Home News NC’s fiscal health a concern – MEC

NC’s fiscal health a concern – MEC


'The Province closed with a negative bank balance of only R86 million at year end.'

Mac Jack. File image

THE MEC for Finance, Economic Development and Tourism, Mac Jack, lamented the deterioration of the fiscal health of the Northern Cape during his budget speech yesterday, where there is a projected overdraft of R530 million for the 2017/18 fiscal year.

“This is a cause for concern and we have acknowledged this risk as the executive council. While pressures in the health and education sector have contributed to this situation, we cannot absolve other departments from this problem,” said Jack.

He said that turnaround strategies would be introduced at all departments and public entities. “Various measures, including prudent cash management, are being implemented to stabilise the Province’s fiscal position.

“The Province closed with a negative bank balance of only R86 million at year end.”

Jack stated that they had not been able to stabilise personnel numbers over the past three years due to the moratorium on appointments, where only critical vacant and funded posts were filled.

“Provincial Treasury will continue to combat the infiltration of ghost workers through the compulsory biometric verification of newly appointed employees three months from appointment.”

He said that he found it disturbing that 68 percent of municipal managers and 26 percent of chief financial officers (CFOs) who were critical in steering municipalities, were serving in acting capacities.

“A report, recently released by National Treasury, indicates that out of 31 municipal managers only nine met the minimum competency levels, while only eight out of 31 CFOs met the minimum competency level. Of the 86 senior managers, only 19 meet the minimum competency level.

Jack added that they would assist municipalities in finding amicable solutions to financial management and good governance as well as with the implementation of repayment plans for Eskom and Water Board debt and debt collection for departments.

He said provincial government would have to increase the undertaking to set aside 30 percent of public procurement to small, medium and micro enterprises, co-operatives and township and rural enterprises.

“We have also embarked on a process to verify public servants who are conducting business with the state. Preliminary data indicates that 63 officials from provincial departments are conducting business with state. The relevant accounting officers have been informed and an investigation should be undertaken, and ultimately action should be taken urgently.

Jack called for random lifestyle audits to be conducted on all public representatives, particularly supply chain management, finance sections and senior managers.

“Together with the Department of Transport, Safety, and Liaison, we have commissioned a forensic audit that will be released before the end of July. We are also in the process of investigating irregular expenditure at the Department of Health. A report will be issued in due course.”

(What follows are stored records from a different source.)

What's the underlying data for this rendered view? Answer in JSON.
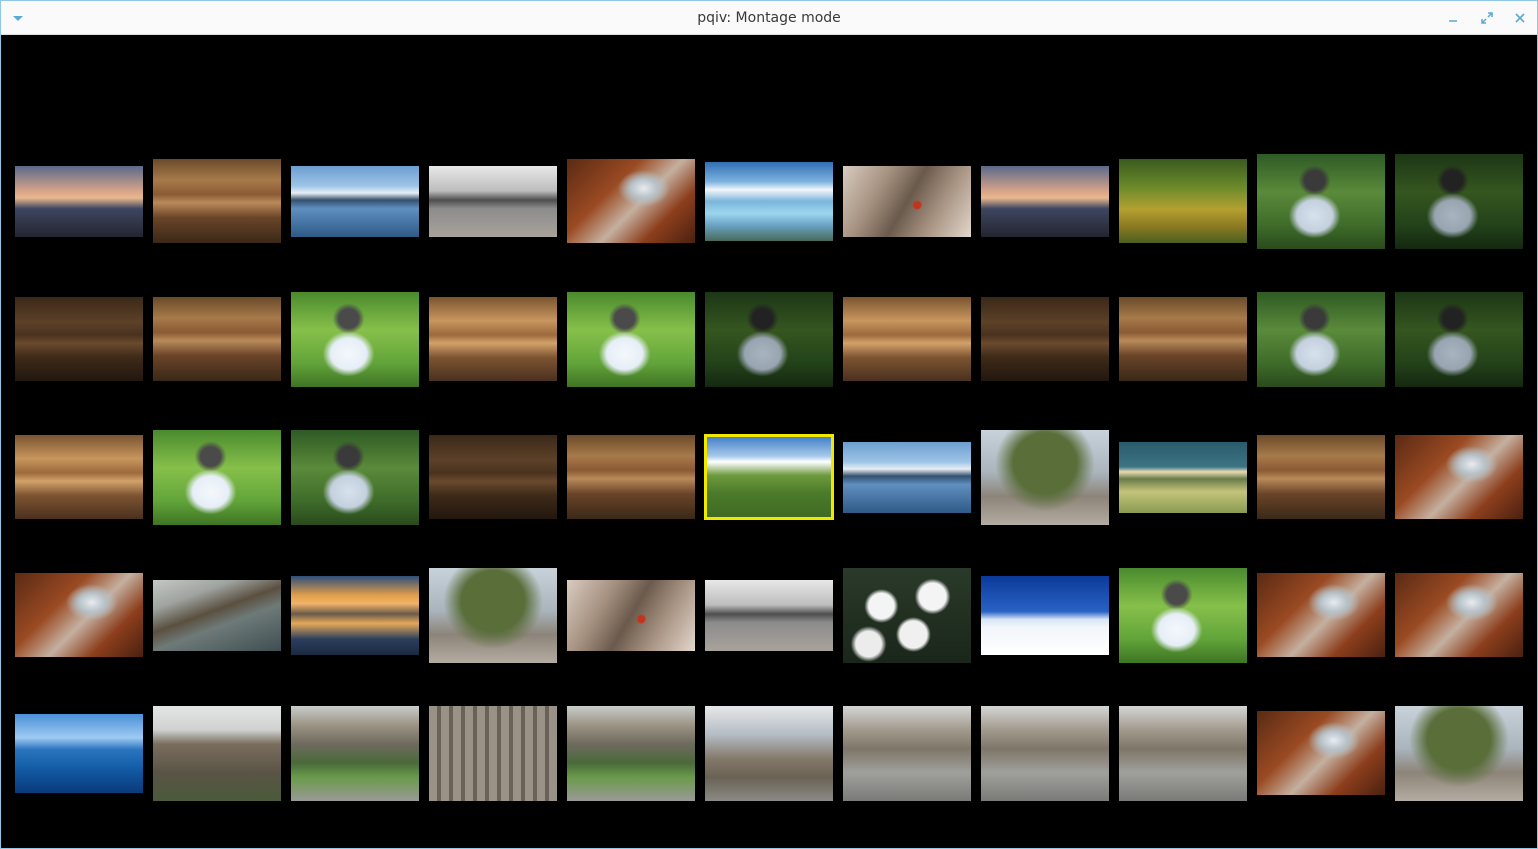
{
  "window": {
    "title": "pqiv: Montage mode",
    "icons": {
      "menu": "chevron-down-icon",
      "minimize": "minimize-icon",
      "maximize": "maximize-icon",
      "close": "close-icon"
    }
  },
  "montage": {
    "selected_index": 27,
    "selection_color": "#f1e800",
    "thumbnails": [
      {
        "subject": "sunset-lake"
      },
      {
        "subject": "autumn-reflection"
      },
      {
        "subject": "mountain-lake"
      },
      {
        "subject": "gray-beach"
      },
      {
        "subject": "waterfall"
      },
      {
        "subject": "glacier-lake"
      },
      {
        "subject": "ladybug-branch"
      },
      {
        "subject": "sunset-lake"
      },
      {
        "subject": "forest-meadow"
      },
      {
        "subject": "white-chapel"
      },
      {
        "subject": "white-chapel-dark"
      },
      {
        "subject": "autumn-reflection-dark"
      },
      {
        "subject": "autumn-reflection"
      },
      {
        "subject": "white-chapel-bright"
      },
      {
        "subject": "autumn-reflection-warm"
      },
      {
        "subject": "white-chapel-bright"
      },
      {
        "subject": "white-chapel-dark"
      },
      {
        "subject": "autumn-reflection-warm"
      },
      {
        "subject": "autumn-reflection-dark"
      },
      {
        "subject": "autumn-reflection"
      },
      {
        "subject": "white-chapel"
      },
      {
        "subject": "white-chapel-dark"
      },
      {
        "subject": "autumn-reflection-warm"
      },
      {
        "subject": "white-chapel-bright"
      },
      {
        "subject": "white-chapel"
      },
      {
        "subject": "autumn-reflection-dark"
      },
      {
        "subject": "autumn-reflection"
      },
      {
        "subject": "green-hills"
      },
      {
        "subject": "mountain-lake"
      },
      {
        "subject": "plane-tree"
      },
      {
        "subject": "farmhouse-field"
      },
      {
        "subject": "autumn-reflection"
      },
      {
        "subject": "waterfall"
      },
      {
        "subject": "waterfall"
      },
      {
        "subject": "coastline"
      },
      {
        "subject": "sunset-mountains"
      },
      {
        "subject": "plane-tree"
      },
      {
        "subject": "ladybug-branch"
      },
      {
        "subject": "gray-beach"
      },
      {
        "subject": "white-flowers"
      },
      {
        "subject": "snowy-trees"
      },
      {
        "subject": "white-chapel-bright"
      },
      {
        "subject": "waterfall"
      },
      {
        "subject": "waterfall"
      },
      {
        "subject": "ocean-sky"
      },
      {
        "subject": "library-building"
      },
      {
        "subject": "library-lawn"
      },
      {
        "subject": "library-facade"
      },
      {
        "subject": "library-lawn"
      },
      {
        "subject": "library-tower"
      },
      {
        "subject": "library-steps"
      },
      {
        "subject": "library-steps"
      },
      {
        "subject": "library-steps"
      },
      {
        "subject": "waterfall"
      },
      {
        "subject": "plane-tree"
      }
    ]
  }
}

Total budget: R302 million

Administration: R100 million

Sustainable resource management: R68 million

Infrastructure management: R2.5 million

Financial governance: R36 million

Internal audit: R37 million.